Planning for Life in a Retirement Community—Things To Consider

In Asset Allocation, Company News, General Financial Planning, Retirement Planning by Chip Hymiller

There is no doubt that people are living longer and enjoying a higher quality of life in their retirement years.  Given the high demand of retirement communities, which can include independent living and assisted living alternatives, many are taking a proactive approach in evaluating and moving into these communities—prior to health changes that could warrant the necessity to move in.

There are a number of considerations for those who are comparing retirement communities.  We would classify the decisions into both financial and non-financial decisions.  While there are many non-financial considerations, here are a few that should come to mind:

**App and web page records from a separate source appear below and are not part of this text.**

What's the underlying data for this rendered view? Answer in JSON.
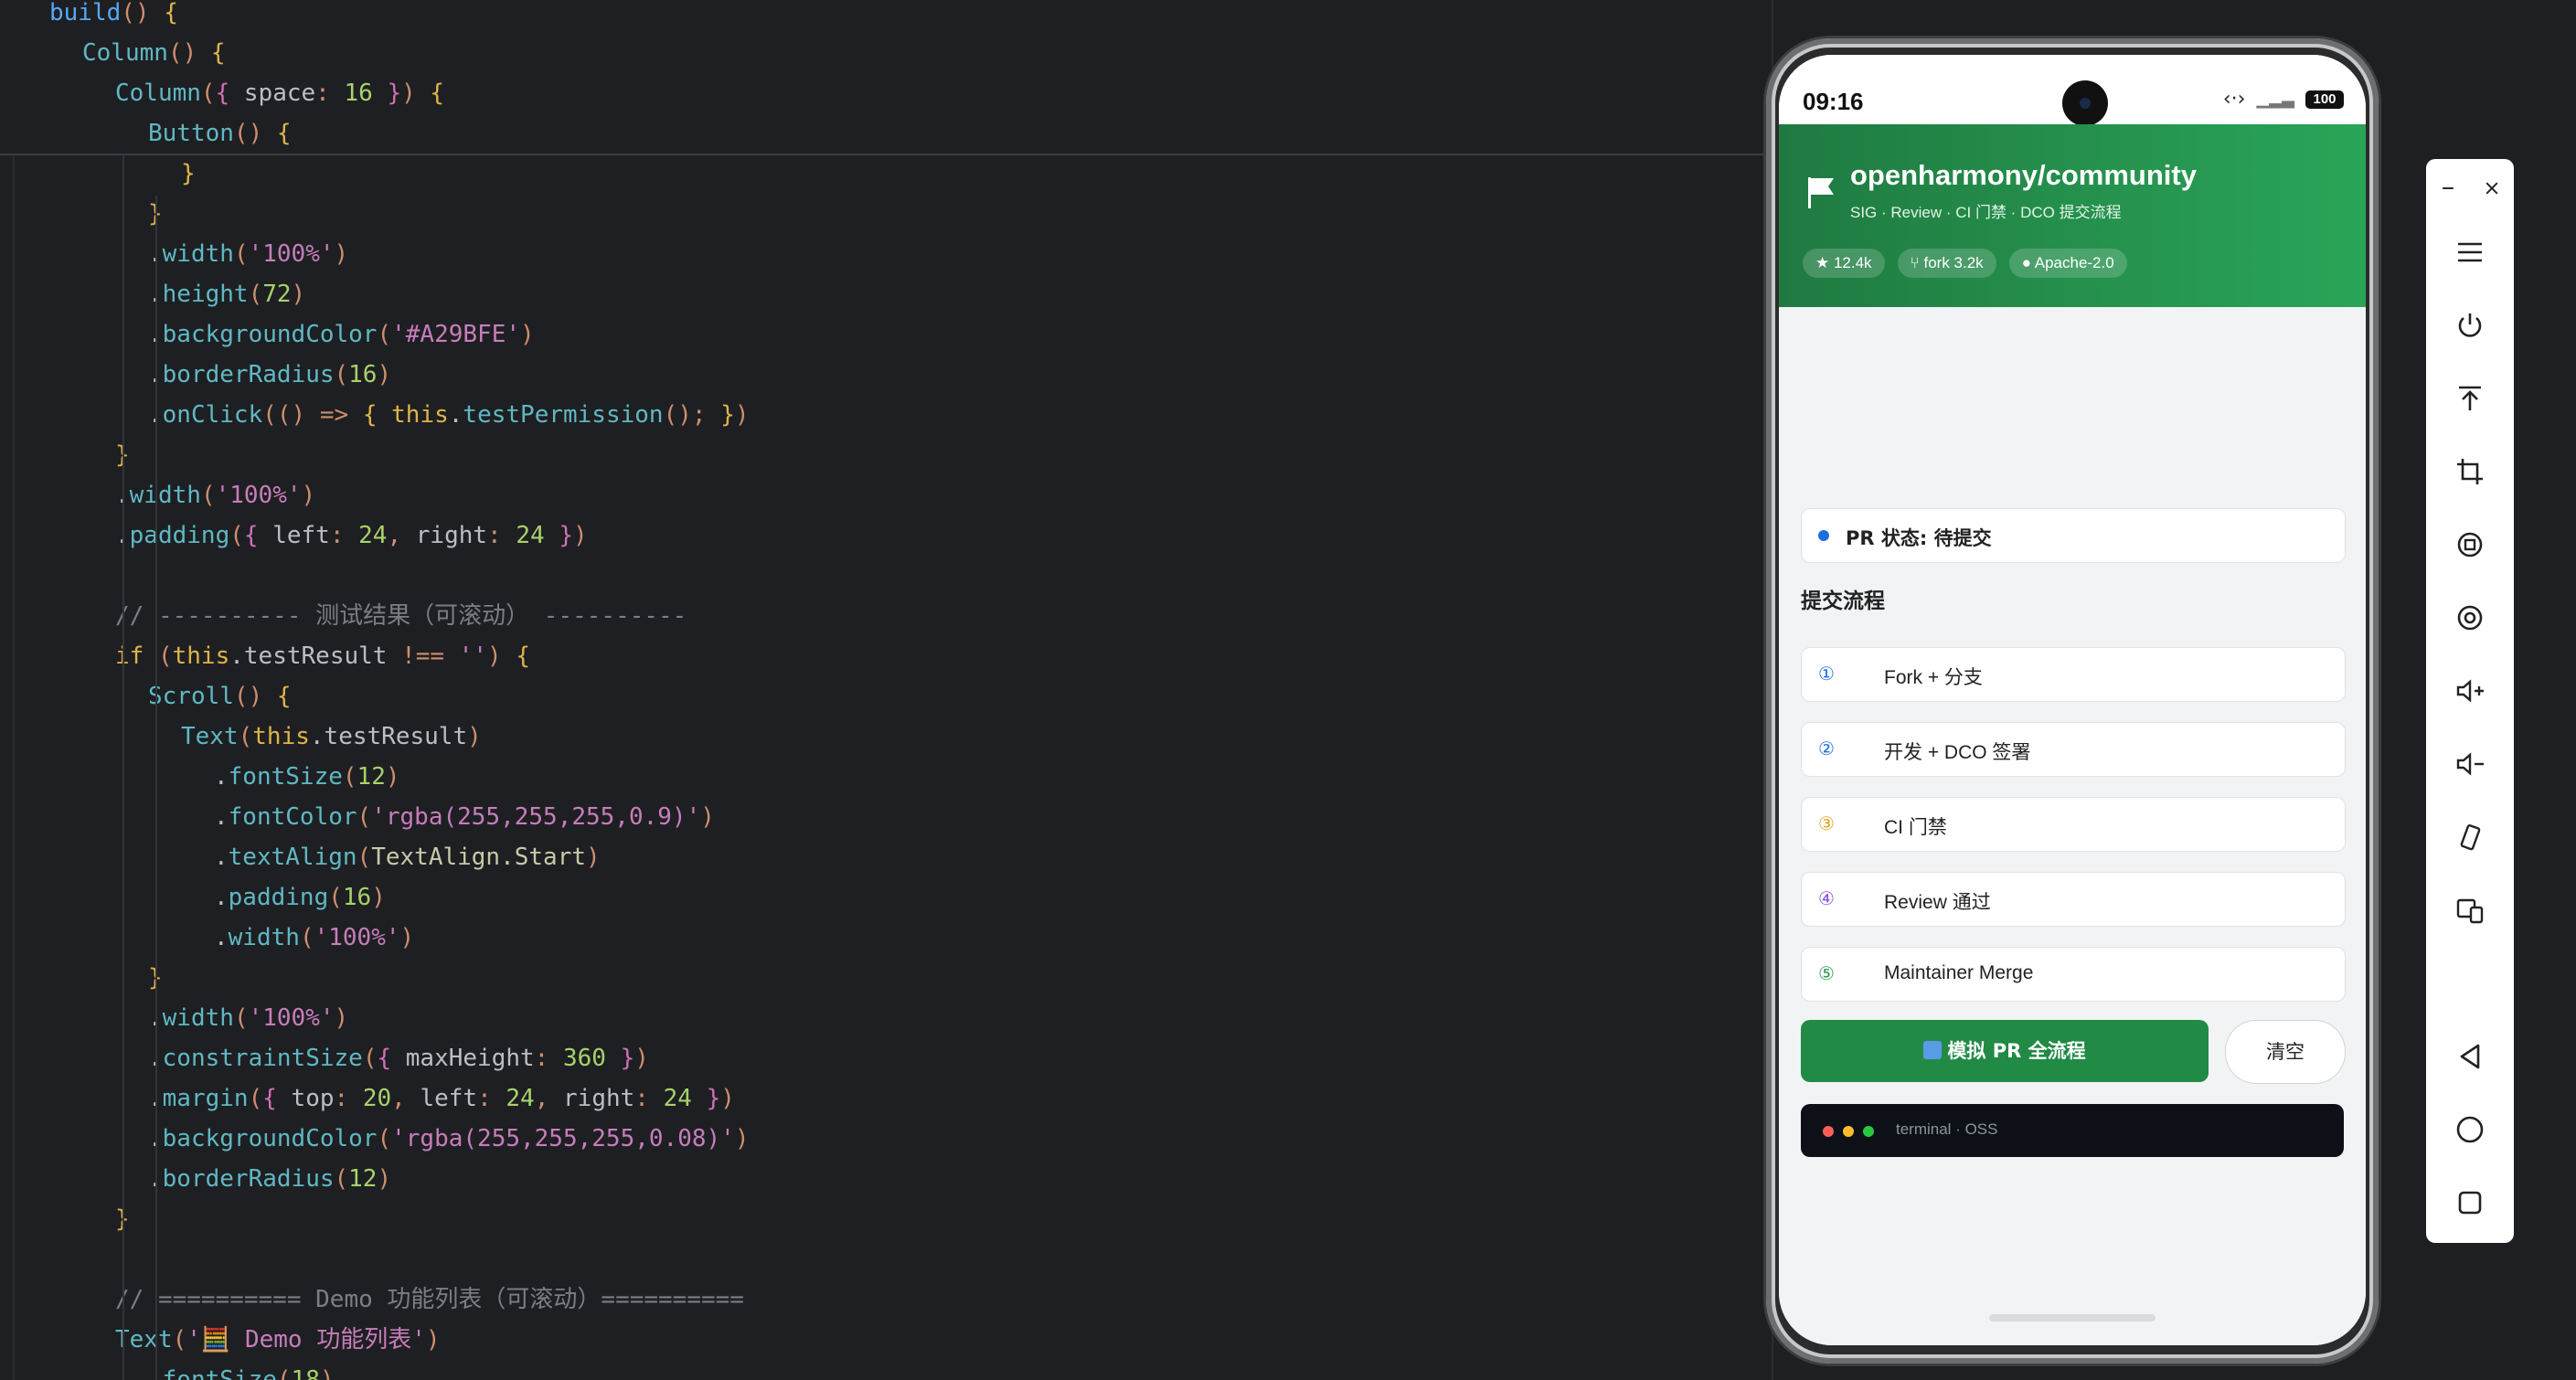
{
  "editor": {
    "lines": [
      {
        "indent": 1,
        "tokens": [
          [
            "fn",
            "build"
          ],
          [
            "kw",
            "() "
          ],
          [
            "pr1",
            "{"
          ]
        ]
      },
      {
        "indent": 2,
        "tokens": [
          [
            "mem",
            "Column"
          ],
          [
            "kw",
            "() "
          ],
          [
            "pr1",
            "{"
          ]
        ]
      },
      {
        "indent": 3,
        "tokens": [
          [
            "mem",
            "Column"
          ],
          [
            "kw",
            "("
          ],
          [
            "pr2",
            "{ "
          ],
          [
            "tx",
            "space"
          ],
          [
            "kw",
            ": "
          ],
          [
            "num2",
            "16"
          ],
          [
            "pr2",
            " }"
          ],
          [
            "kw",
            ") "
          ],
          [
            "pr1",
            "{"
          ]
        ]
      },
      {
        "indent": 4,
        "tokens": [
          [
            "mem",
            "Button"
          ],
          [
            "kw",
            "() "
          ],
          [
            "pr1",
            "{"
          ]
        ]
      },
      {
        "indent": 5,
        "tokens": [
          [
            "pr1",
            "}"
          ]
        ]
      },
      {
        "indent": 4,
        "tokens": [
          [
            "pr1",
            "}"
          ]
        ]
      },
      {
        "indent": 4,
        "tokens": [
          [
            "tx",
            "."
          ],
          [
            "mem",
            "width"
          ],
          [
            "kw",
            "("
          ],
          [
            "strp",
            "'100%'"
          ],
          [
            "kw",
            ")"
          ]
        ]
      },
      {
        "indent": 4,
        "tokens": [
          [
            "tx",
            "."
          ],
          [
            "mem",
            "height"
          ],
          [
            "kw",
            "("
          ],
          [
            "num2",
            "72"
          ],
          [
            "kw",
            ")"
          ]
        ]
      },
      {
        "indent": 4,
        "tokens": [
          [
            "tx",
            "."
          ],
          [
            "mem",
            "backgroundColor"
          ],
          [
            "kw",
            "("
          ],
          [
            "strp",
            "'#A29BFE'"
          ],
          [
            "kw",
            ")"
          ]
        ]
      },
      {
        "indent": 4,
        "tokens": [
          [
            "tx",
            "."
          ],
          [
            "mem",
            "borderRadius"
          ],
          [
            "kw",
            "("
          ],
          [
            "num2",
            "16"
          ],
          [
            "kw",
            ")"
          ]
        ]
      },
      {
        "indent": 4,
        "tokens": [
          [
            "tx",
            "."
          ],
          [
            "mem",
            "onClick"
          ],
          [
            "kw",
            "(("
          ],
          [
            "kw",
            ") => "
          ],
          [
            "pr1",
            "{ "
          ],
          [
            "pr1",
            "this"
          ],
          [
            "tx",
            "."
          ],
          [
            "mem",
            "testPermission"
          ],
          [
            "kw",
            "(); "
          ],
          [
            "pr1",
            "}"
          ],
          [
            "kw",
            ")"
          ]
        ]
      },
      {
        "indent": 3,
        "tokens": [
          [
            "pr1",
            "}"
          ]
        ]
      },
      {
        "indent": 3,
        "tokens": [
          [
            "tx",
            "."
          ],
          [
            "mem",
            "width"
          ],
          [
            "kw",
            "("
          ],
          [
            "strp",
            "'100%'"
          ],
          [
            "kw",
            ")"
          ]
        ]
      },
      {
        "indent": 3,
        "tokens": [
          [
            "tx",
            "."
          ],
          [
            "mem",
            "padding"
          ],
          [
            "kw",
            "("
          ],
          [
            "pr2",
            "{ "
          ],
          [
            "tx",
            "left"
          ],
          [
            "kw",
            ": "
          ],
          [
            "num2",
            "24"
          ],
          [
            "kw",
            ", "
          ],
          [
            "tx",
            "right"
          ],
          [
            "kw",
            ": "
          ],
          [
            "num2",
            "24"
          ],
          [
            "pr2",
            " }"
          ],
          [
            "kw",
            ")"
          ]
        ]
      },
      {
        "indent": 0,
        "tokens": []
      },
      {
        "indent": 3,
        "tokens": [
          [
            "cm",
            "// ---------- 测试结果（可滚动） ----------"
          ]
        ]
      },
      {
        "indent": 3,
        "tokens": [
          [
            "pr1",
            "if "
          ],
          [
            "kw",
            "("
          ],
          [
            "pr1",
            "this"
          ],
          [
            "tx",
            ".testResult "
          ],
          [
            "kw",
            "!== "
          ],
          [
            "strp",
            "''"
          ],
          [
            "kw",
            ") "
          ],
          [
            "pr1",
            "{"
          ]
        ]
      },
      {
        "indent": 4,
        "tokens": [
          [
            "mem",
            "Scroll"
          ],
          [
            "kw",
            "() "
          ],
          [
            "pr1",
            "{"
          ]
        ]
      },
      {
        "indent": 5,
        "tokens": [
          [
            "mem",
            "Text"
          ],
          [
            "kw",
            "("
          ],
          [
            "pr1",
            "this"
          ],
          [
            "tx",
            ".testResult"
          ],
          [
            "kw",
            ")"
          ]
        ]
      },
      {
        "indent": 6,
        "tokens": [
          [
            "tx",
            "."
          ],
          [
            "mem",
            "fontSize"
          ],
          [
            "kw",
            "("
          ],
          [
            "num2",
            "12"
          ],
          [
            "kw",
            ")"
          ]
        ]
      },
      {
        "indent": 6,
        "tokens": [
          [
            "tx",
            "."
          ],
          [
            "mem",
            "fontColor"
          ],
          [
            "kw",
            "("
          ],
          [
            "strp",
            "'rgba(255,255,255,0.9)'"
          ],
          [
            "kw",
            ")"
          ]
        ]
      },
      {
        "indent": 6,
        "tokens": [
          [
            "tx",
            "."
          ],
          [
            "mem",
            "textAlign"
          ],
          [
            "kw",
            "("
          ],
          [
            "ty",
            "TextAlign.Start"
          ],
          [
            "kw",
            ")"
          ]
        ]
      },
      {
        "indent": 6,
        "tokens": [
          [
            "tx",
            "."
          ],
          [
            "mem",
            "padding"
          ],
          [
            "kw",
            "("
          ],
          [
            "num2",
            "16"
          ],
          [
            "kw",
            ")"
          ]
        ]
      },
      {
        "indent": 6,
        "tokens": [
          [
            "tx",
            "."
          ],
          [
            "mem",
            "width"
          ],
          [
            "kw",
            "("
          ],
          [
            "strp",
            "'100%'"
          ],
          [
            "kw",
            ")"
          ]
        ]
      },
      {
        "indent": 4,
        "tokens": [
          [
            "pr1",
            "}"
          ]
        ]
      },
      {
        "indent": 4,
        "tokens": [
          [
            "tx",
            "."
          ],
          [
            "mem",
            "width"
          ],
          [
            "kw",
            "("
          ],
          [
            "strp",
            "'100%'"
          ],
          [
            "kw",
            ")"
          ]
        ]
      },
      {
        "indent": 4,
        "tokens": [
          [
            "tx",
            "."
          ],
          [
            "mem",
            "constraintSize"
          ],
          [
            "kw",
            "("
          ],
          [
            "pr2",
            "{ "
          ],
          [
            "tx",
            "maxHeight"
          ],
          [
            "kw",
            ": "
          ],
          [
            "num2",
            "360"
          ],
          [
            "pr2",
            " }"
          ],
          [
            "kw",
            ")"
          ]
        ]
      },
      {
        "indent": 4,
        "tokens": [
          [
            "tx",
            "."
          ],
          [
            "mem",
            "margin"
          ],
          [
            "kw",
            "("
          ],
          [
            "pr2",
            "{ "
          ],
          [
            "tx",
            "top"
          ],
          [
            "kw",
            ": "
          ],
          [
            "num2",
            "20"
          ],
          [
            "kw",
            ", "
          ],
          [
            "tx",
            "left"
          ],
          [
            "kw",
            ": "
          ],
          [
            "num2",
            "24"
          ],
          [
            "kw",
            ", "
          ],
          [
            "tx",
            "right"
          ],
          [
            "kw",
            ": "
          ],
          [
            "num2",
            "24"
          ],
          [
            "pr2",
            " }"
          ],
          [
            "kw",
            ")"
          ]
        ]
      },
      {
        "indent": 4,
        "tokens": [
          [
            "tx",
            "."
          ],
          [
            "mem",
            "backgroundColor"
          ],
          [
            "kw",
            "("
          ],
          [
            "strp",
            "'rgba(255,255,255,0.08)'"
          ],
          [
            "kw",
            ")"
          ]
        ]
      },
      {
        "indent": 4,
        "tokens": [
          [
            "tx",
            "."
          ],
          [
            "mem",
            "borderRadius"
          ],
          [
            "kw",
            "("
          ],
          [
            "num2",
            "12"
          ],
          [
            "kw",
            ")"
          ]
        ]
      },
      {
        "indent": 3,
        "tokens": [
          [
            "pr1",
            "}"
          ]
        ]
      },
      {
        "indent": 0,
        "tokens": []
      },
      {
        "indent": 3,
        "tokens": [
          [
            "cm",
            "// ========== Demo 功能列表（可滚动）=========="
          ]
        ]
      },
      {
        "indent": 3,
        "tokens": [
          [
            "mem",
            "Text"
          ],
          [
            "kw",
            "("
          ],
          [
            "strp",
            "'🧮 Demo 功能列表'"
          ],
          [
            "kw",
            ")"
          ]
        ]
      },
      {
        "indent": 4,
        "tokens": [
          [
            "tx",
            "."
          ],
          [
            "mem",
            "fontSize"
          ],
          [
            "kw",
            "("
          ],
          [
            "num2",
            "18"
          ],
          [
            "kw",
            ")"
          ]
        ]
      }
    ]
  },
  "phone": {
    "status": {
      "time": "09:16",
      "battery": "100"
    },
    "header": {
      "title": "openharmony/community",
      "subtitle": "SIG · Review · CI 门禁 · DCO 提交流程",
      "badges": [
        "★ 12.4k",
        "⑂ fork 3.2k",
        "● Apache-2.0"
      ]
    },
    "pr_status": "PR 状态: 待提交",
    "section_title": "提交流程",
    "steps": [
      {
        "num": "①",
        "label": "Fork + 分支",
        "color": "#1d6fe0"
      },
      {
        "num": "②",
        "label": "开发 + DCO 签署",
        "color": "#1d6fe0"
      },
      {
        "num": "③",
        "label": "CI 门禁",
        "color": "#e0a21d"
      },
      {
        "num": "④",
        "label": "Review 通过",
        "color": "#8a4fe0"
      },
      {
        "num": "⑤",
        "label": "Maintainer Merge",
        "color": "#2a9a4a"
      }
    ],
    "run_button": "模拟 PR 全流程",
    "clear_button": "清空",
    "terminal_label": "terminal · OSS",
    "terminal_dots": [
      "#ff5f56",
      "#ffbd2e",
      "#27c93f"
    ]
  },
  "colors": {
    "header_start": "#1f7a41",
    "header_end": "#2aa558",
    "primary": "#218a45"
  },
  "toolbar_icons": [
    "minimize-icon",
    "close-icon",
    "menu-icon",
    "power-icon",
    "upload-icon",
    "crop-icon",
    "rotate-icon",
    "screen-record-icon",
    "volume-up-icon",
    "volume-down-icon",
    "rotate-device-icon",
    "multi-device-icon",
    "back-icon",
    "home-icon",
    "recents-icon"
  ]
}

  • What type of community will best serve your needs both now and in the future?
  • What types of services and activities are provided to residents of the community? Transportation and cleaning services, meal plans, as well as group and social activities should be considered.
  • Is the community location convenient for your children or friends to visit? Is it convenient to places that you like to visit, or activities you enjoy like churches, movie theaters, restaurants or museums?
  • What is the staff to resident ratio for each segment of the community (independent living, assisted living and nursing care)?
  • On your visit to the community, do residents and staff seem happy? Is the food good?  Are there planned activities that you would enjoy? Do other residents seem similar to you (demographic, backgrounds, etc.)?
  • Are there available floor plans that will meet your needs? What is the waiting list for each type of floor plan that is available on average?

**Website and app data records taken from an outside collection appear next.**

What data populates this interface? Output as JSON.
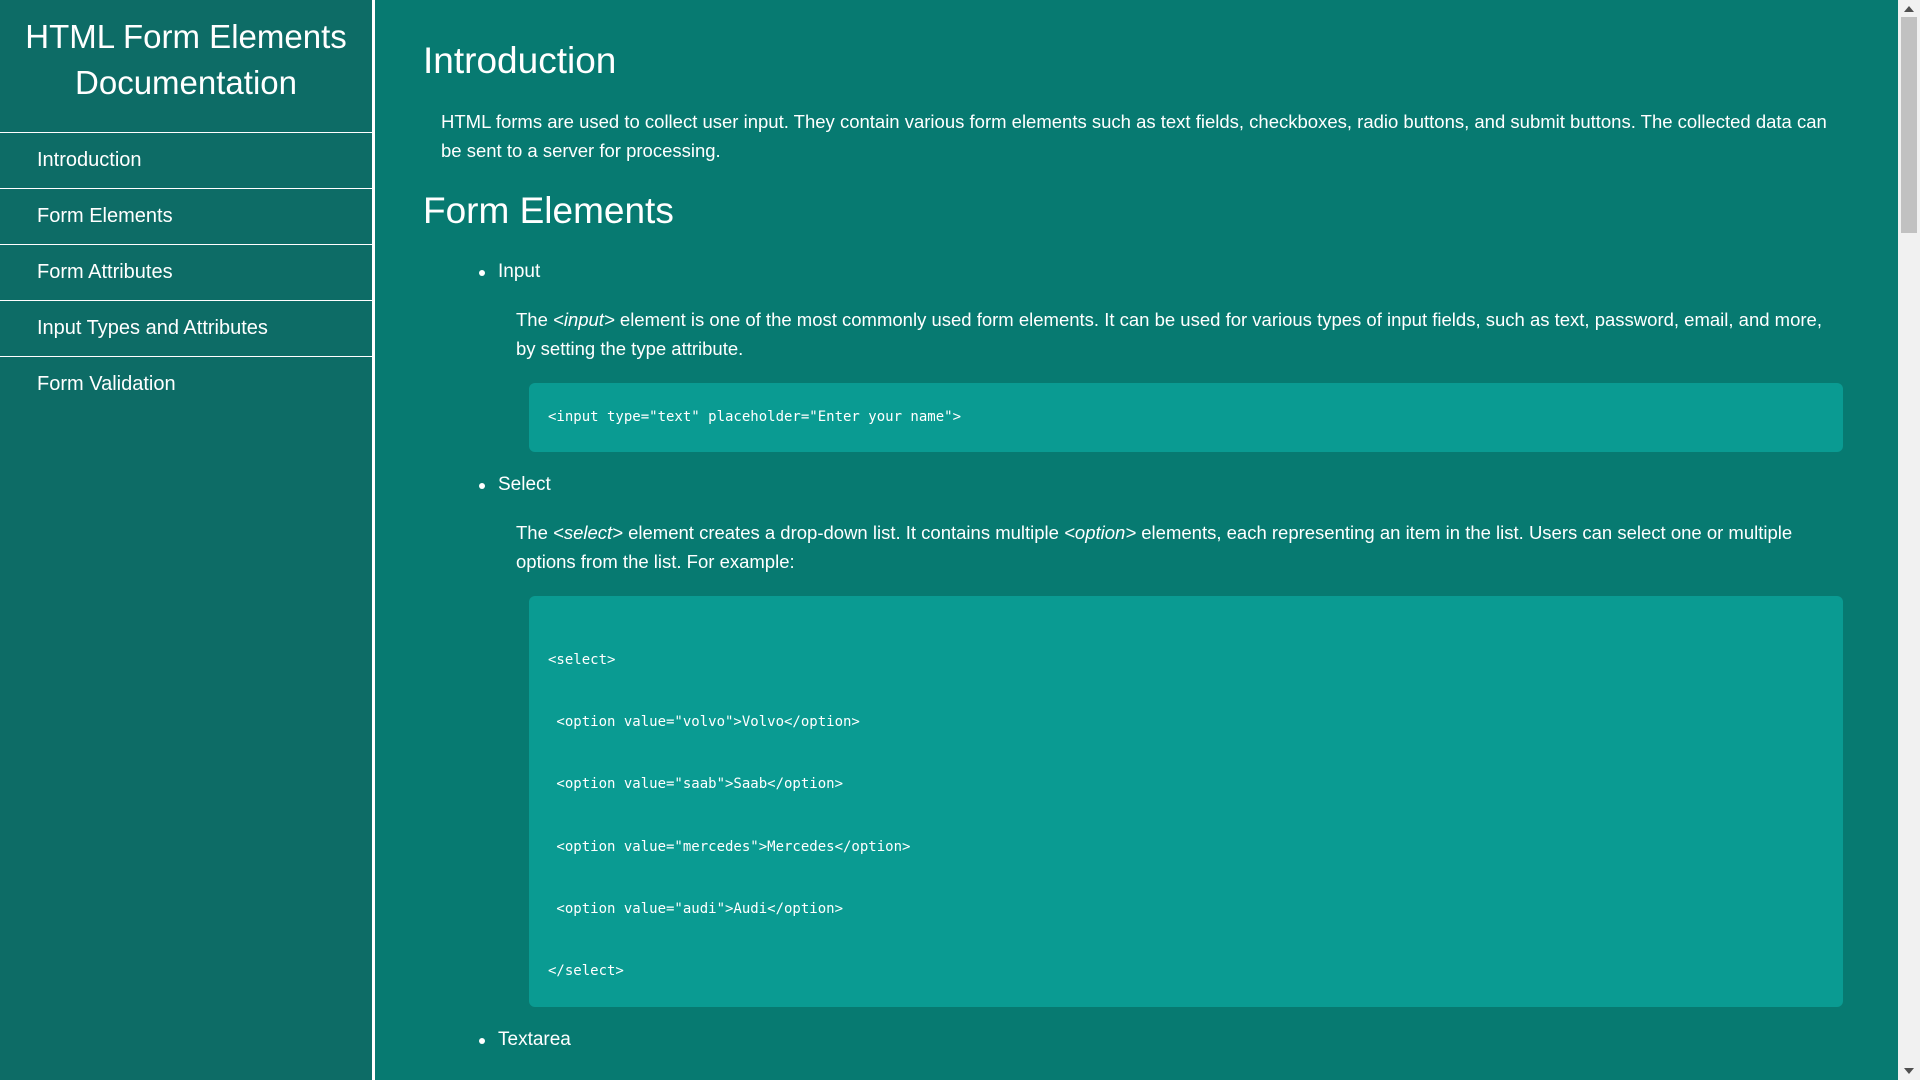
{
  "sidebar": {
    "title": "HTML Form Elements Documentation",
    "nav": [
      "Introduction",
      "Form Elements",
      "Form Attributes",
      "Input Types and Attributes",
      "Form Validation"
    ]
  },
  "intro": {
    "heading": "Introduction",
    "text": "HTML forms are used to collect user input. They contain various form elements such as text fields, checkboxes, radio buttons, and submit buttons. The collected data can be sent to a server for processing."
  },
  "form_elements": {
    "heading": "Form Elements",
    "input": {
      "label": "Input",
      "desc_before": "The ",
      "desc_tag": "<input>",
      "desc_after": " element is one of the most commonly used form elements. It can be used for various types of input fields, such as text, password, email, and more, by setting the type attribute.",
      "code": "<input type=\"text\" placeholder=\"Enter your name\">"
    },
    "select": {
      "label": "Select",
      "desc_before": "The ",
      "desc_tag": "<select>",
      "desc_middle": " element creates a drop-down list. It contains multiple ",
      "desc_tag2": "<option>",
      "desc_after": " elements, each representing an item in the list. Users can select one or multiple options from the list. For example:",
      "code_lines": [
        "<select>",
        " <option value=\"volvo\">Volvo</option>",
        " <option value=\"saab\">Saab</option>",
        " <option value=\"mercedes\">Mercedes</option>",
        " <option value=\"audi\">Audi</option>",
        "</select>"
      ]
    },
    "textarea": {
      "label": "Textarea"
    }
  }
}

Evaluating retirement communities from a financial standpoint can be complicated and a bit confusing.  However, here are a few financial questions you should consider:

  • Is your asset base sufficient enough to support transitioning into your preferred retirement community?
  • Is your portfolio invested in such a way that both your cash flow and return requirements are met?
  • Which asset or account should be utilized in order to make a down payment in the most tax-efficient manner?
  • Given your preferred retirement community’s upfront and back-end payment alternatives, which is best given your circumstances?
  • When taking distributions to cover ongoing expenses, which account should be utilized to minimize and control both current and future expected taxes?
  • What impact does existing long term care insurance coverage (or lack thereof) have on your decision?
  • What role can annuities, pensions, Social Security and even life insurance policies serve especially with regards to preserving your asset base and managing tax efficiency?
  • How would the cost of a retirement community impact other personal financial objectives you may have? Inheritance for heirs or charitable bequests may need to be considered.
  • Is there a need to make adjustments to your estate plan? Beneficiary designations, revocable living trusts (or other trusts), or even shifting asset ownership among spouses may be strategies to consider.

We have found that when it comes to choosing a retirement community, those who are happiest and most confident with their choice are those who carefully consider both the financial and non-financial aspects when making their decision. If you have any questions, or would like assistance evaluating your choices, please contact our office.